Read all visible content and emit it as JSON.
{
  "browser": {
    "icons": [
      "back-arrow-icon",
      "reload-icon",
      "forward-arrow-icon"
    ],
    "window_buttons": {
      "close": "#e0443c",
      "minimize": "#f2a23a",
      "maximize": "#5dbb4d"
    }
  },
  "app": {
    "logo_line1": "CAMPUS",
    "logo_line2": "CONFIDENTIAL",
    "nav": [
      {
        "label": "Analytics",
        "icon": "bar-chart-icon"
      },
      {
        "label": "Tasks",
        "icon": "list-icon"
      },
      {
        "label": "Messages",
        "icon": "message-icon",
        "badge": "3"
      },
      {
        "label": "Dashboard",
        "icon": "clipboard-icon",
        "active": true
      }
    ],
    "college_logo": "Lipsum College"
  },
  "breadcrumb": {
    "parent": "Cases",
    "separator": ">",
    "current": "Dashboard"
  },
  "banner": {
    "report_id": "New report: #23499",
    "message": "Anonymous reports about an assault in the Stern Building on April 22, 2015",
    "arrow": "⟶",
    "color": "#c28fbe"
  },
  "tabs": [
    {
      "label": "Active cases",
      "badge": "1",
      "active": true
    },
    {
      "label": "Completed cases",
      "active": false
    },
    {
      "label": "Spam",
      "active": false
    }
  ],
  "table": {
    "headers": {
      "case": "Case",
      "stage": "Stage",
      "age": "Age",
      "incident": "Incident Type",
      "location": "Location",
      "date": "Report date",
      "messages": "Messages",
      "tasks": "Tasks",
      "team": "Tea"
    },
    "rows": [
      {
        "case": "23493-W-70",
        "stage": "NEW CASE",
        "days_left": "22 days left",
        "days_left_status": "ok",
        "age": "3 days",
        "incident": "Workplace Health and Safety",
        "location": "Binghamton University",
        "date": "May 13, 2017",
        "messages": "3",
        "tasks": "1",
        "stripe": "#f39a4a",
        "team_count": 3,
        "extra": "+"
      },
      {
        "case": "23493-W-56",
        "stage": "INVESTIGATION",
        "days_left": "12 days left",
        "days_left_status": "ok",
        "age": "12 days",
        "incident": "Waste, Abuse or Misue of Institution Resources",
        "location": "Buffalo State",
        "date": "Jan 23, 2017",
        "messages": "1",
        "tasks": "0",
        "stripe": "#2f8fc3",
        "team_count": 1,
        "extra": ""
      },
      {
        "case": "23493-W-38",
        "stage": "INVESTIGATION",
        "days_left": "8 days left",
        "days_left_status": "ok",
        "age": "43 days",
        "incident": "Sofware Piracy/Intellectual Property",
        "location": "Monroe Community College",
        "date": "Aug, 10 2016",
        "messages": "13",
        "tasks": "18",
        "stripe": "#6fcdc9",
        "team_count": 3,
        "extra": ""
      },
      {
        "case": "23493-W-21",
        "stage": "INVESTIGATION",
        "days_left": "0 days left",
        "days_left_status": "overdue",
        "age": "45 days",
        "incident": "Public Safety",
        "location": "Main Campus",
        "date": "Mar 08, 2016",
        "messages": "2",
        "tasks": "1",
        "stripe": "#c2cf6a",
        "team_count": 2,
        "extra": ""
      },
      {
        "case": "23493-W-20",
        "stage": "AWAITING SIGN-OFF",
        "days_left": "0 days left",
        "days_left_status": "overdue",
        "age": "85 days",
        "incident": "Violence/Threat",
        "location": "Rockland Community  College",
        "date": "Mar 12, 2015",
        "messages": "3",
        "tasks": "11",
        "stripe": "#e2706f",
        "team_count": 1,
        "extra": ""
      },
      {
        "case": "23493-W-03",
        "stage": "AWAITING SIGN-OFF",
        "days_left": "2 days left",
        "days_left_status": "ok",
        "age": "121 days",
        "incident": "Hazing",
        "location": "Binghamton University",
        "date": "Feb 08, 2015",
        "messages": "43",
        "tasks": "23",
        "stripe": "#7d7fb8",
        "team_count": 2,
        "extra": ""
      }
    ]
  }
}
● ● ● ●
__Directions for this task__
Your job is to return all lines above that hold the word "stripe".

__Exercise response__
        "stripe": "#f39a4a",
        "stripe": "#2f8fc3",
        "stripe": "#6fcdc9",
        "stripe": "#c2cf6a",
        "stripe": "#e2706f",
        "stripe": "#7d7fb8",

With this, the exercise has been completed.